Last month Professor Robert Tombs, a history fellow at St John’s College, Cambridge, dammed history teaching in England and Wales. His report said history teaching in our schools is fragmented and misses out swathes of important information. The reported pointed out gaps in knowledge, particularly in historical education pre 1870. The main concerns raised were that compared to their European counterparts our children leave school with knowledge of obscure topics and focus on the wrong kind of skills such as evaluating sources rather than focussing on gaining knowledge.

Whether or not we agree with the views in the report, history is fundamental to our understanding of the present world. It shows us how our current political and cultural landscapes have developed and gives us insights into human nature.  So what can you do as a parent to help your child understand history and what it means in their world?

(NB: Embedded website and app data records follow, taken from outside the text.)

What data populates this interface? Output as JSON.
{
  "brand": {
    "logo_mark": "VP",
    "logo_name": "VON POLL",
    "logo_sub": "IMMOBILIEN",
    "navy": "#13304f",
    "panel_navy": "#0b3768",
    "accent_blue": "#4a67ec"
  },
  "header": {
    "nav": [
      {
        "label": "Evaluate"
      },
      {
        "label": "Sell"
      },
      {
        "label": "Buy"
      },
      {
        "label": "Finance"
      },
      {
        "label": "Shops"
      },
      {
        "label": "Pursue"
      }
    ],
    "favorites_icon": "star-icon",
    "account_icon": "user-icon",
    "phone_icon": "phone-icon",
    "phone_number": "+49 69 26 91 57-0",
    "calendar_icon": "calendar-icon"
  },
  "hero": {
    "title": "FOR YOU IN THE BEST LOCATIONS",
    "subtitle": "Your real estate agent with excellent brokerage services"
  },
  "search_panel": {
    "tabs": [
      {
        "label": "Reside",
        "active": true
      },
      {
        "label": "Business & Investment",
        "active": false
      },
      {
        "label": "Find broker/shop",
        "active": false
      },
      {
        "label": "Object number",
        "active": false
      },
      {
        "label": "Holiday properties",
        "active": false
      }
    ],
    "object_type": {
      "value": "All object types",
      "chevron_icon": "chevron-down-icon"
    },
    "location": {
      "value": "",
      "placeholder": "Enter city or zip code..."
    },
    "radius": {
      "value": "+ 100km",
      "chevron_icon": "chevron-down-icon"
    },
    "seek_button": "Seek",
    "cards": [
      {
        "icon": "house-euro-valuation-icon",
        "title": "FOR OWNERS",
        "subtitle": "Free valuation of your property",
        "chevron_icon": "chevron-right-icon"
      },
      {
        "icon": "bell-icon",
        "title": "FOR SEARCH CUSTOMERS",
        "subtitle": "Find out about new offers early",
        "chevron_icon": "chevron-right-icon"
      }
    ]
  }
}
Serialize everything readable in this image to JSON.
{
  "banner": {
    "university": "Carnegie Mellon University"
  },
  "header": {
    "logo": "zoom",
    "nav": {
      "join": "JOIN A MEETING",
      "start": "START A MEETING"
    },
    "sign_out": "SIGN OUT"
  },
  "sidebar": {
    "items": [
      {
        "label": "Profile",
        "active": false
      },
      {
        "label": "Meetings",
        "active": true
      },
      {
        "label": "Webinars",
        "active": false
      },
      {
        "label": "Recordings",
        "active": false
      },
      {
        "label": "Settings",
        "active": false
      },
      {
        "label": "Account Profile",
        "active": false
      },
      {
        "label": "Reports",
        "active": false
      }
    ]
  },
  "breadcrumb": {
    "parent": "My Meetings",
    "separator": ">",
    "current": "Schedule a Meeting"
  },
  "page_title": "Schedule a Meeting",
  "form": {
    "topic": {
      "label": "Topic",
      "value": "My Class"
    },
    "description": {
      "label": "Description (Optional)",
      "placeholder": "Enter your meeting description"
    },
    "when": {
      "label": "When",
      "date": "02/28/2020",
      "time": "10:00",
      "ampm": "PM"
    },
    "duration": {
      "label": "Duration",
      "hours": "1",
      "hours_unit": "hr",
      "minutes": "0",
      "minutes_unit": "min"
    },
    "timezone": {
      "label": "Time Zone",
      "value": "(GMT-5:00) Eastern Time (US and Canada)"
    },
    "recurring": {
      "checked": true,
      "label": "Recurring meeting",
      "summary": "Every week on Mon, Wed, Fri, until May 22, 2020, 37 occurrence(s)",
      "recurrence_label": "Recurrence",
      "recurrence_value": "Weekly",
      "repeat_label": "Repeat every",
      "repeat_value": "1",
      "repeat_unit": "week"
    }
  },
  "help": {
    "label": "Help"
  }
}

  •  Make history fun. It’s often seen as a dry, boring subject so find ways to make it interesting and interactive. Trips to places like the Manchester Museum of Science and Industry and Liverpool Docks can provide real insight in a fun way.
  • Ask your children to question what they are taught. We don’t want children to be disruptive in school but history taught in the classroom is just one interpretation. If your child questions this knowledge then don’t be afraid to explore alternatives with them, check out the library and internet for the other side of historical accounts.
  • Chuck the textbooks out. Alternatively, hide them in a cupboard for a few hours!  How about watching historical videos on you tube? Or comedy sketches about historical events? Look at the Horrible Histories series of books or turn a history lesson into a craft session.
  • Know what your child is being taught. Speak to your child and their teacher so you know what they are learning in the classroom. That then gives you the opportunity to enhance that learning (if you and your child want to). A private history tutor can help your child with their school-based work but also explore other areas of history if they are particularly interested.

If you need help finding a private history tutor for primary and secondary level in Manchester and Cheshire (Stretford, Hale, Didsbury, Heaton Moor, Altrincham) then contact us.